Corn responding well to warmer temperatures

After a relatively cool start to the growing season, warmer temperatures have prevailed for the past couple of weeks and the corn crop has responded favorably. Needless to say, there have been numerous early season maladies that have raised concerns about the potential of this year's crop.

Uneven corn

Uneven corn.

This has been a widespread concern across the state. There are many causes for uneven corn and, in most cases, it cannot be linked to any one reason. Generally, uneven corn is caused by several things that interact to produce one large effect. Compaction, shallow planting, dry topsoil, cool temperatures, and anhydrous ammonia burn all are factors in stunted growth this year, and herbicide interactions cannot be ruled out as a potential cause, either. As temperatures warm and rainfall is received, growth will resume and the unevenness will slowly disappear. Be aware, however, that as larger plants continue to grow, they may fill in for the smaller plants, giving the appearance that things have returned to normal when in actuality they have not.

Purple corn

Purple corn is generally related to stress and restricted root development.

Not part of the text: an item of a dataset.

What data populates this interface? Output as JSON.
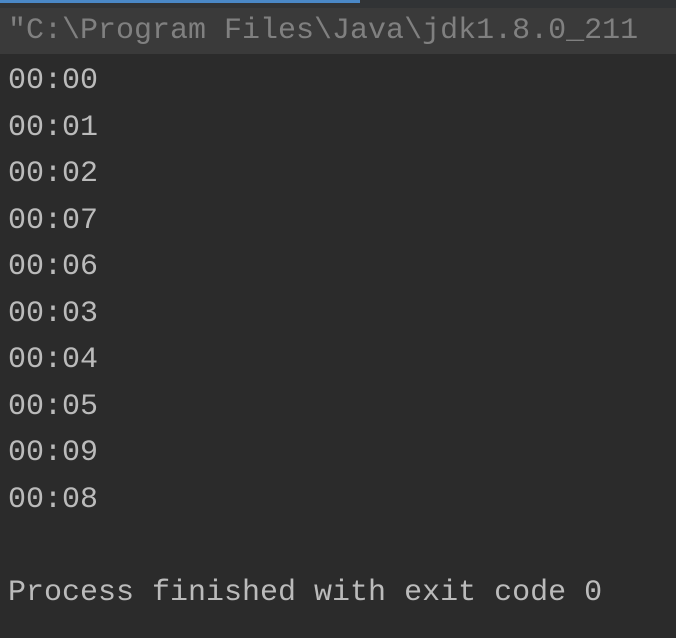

This is another widespread concern across the state. Like uneven corn, the causes of this malady are numerous. Although purple coloring is a characteristic of some hybrids, in general it is related to stress and restricted root development. Cool soils, compaction, dry soils, and shallow planting all may impact root development and result in the purple color on leaves. As the stress is relieved and roots resume growth, the symptoms generally disappear.

Striped corn

Striped corn may be linked to stress from environmental conditions.

As with purple corn, striped corn may be related to hybrid characteristics. In addition, however, it can be linked to stress from early-season environmental conditions. Striping may result from warm temperatures that trigger rapid growth after a cool period with relatively slow growth. Again, the condition is noticeable early but disappears as the plants grow. Nutrient deficiencies that would cause such symptoms are rare to nonexistent in Iowa and generally are found on soils with a fairly high pH.

Hail damage

Hail damage to corn.

The stage of development when hail damages a crop is critical in determining potential losses. For young corn plants (V5 or younger), actual losses will be minimal. Leaves that are exposed at this point are small, they generally fall off the plant soon, and thus contribute little to overall yield. Additionally, the growing point of the corn plant at this stage is protected below ground. For corn plants at V6 or larger, leaf tissue loss begins to be a factor in determining yield potential. Likewise, the growing point has now risen above the soil surface and is susceptible to damage. Actual stand losses can impact yield potential significantly. Allow the plants time to recover before making hasty decisions to replant or destroy the stand. Regrowth should be evident in one to three days.

The corn plant is growing rapidly now and will continue to do so provided temperatures are warm and moisture is plentiful. The corn plant will tolerate temperatures into the mid-90s provided there is ample moisture. Recent rains have helped recharge subsoil moisture levels that will be beneficial as the crop advances toward pollination.

This article originally appeared on pages 132-133 of the IC-478(16) -- July 7, 1997 issue.

Updated 07/06/1997 - 1:00pm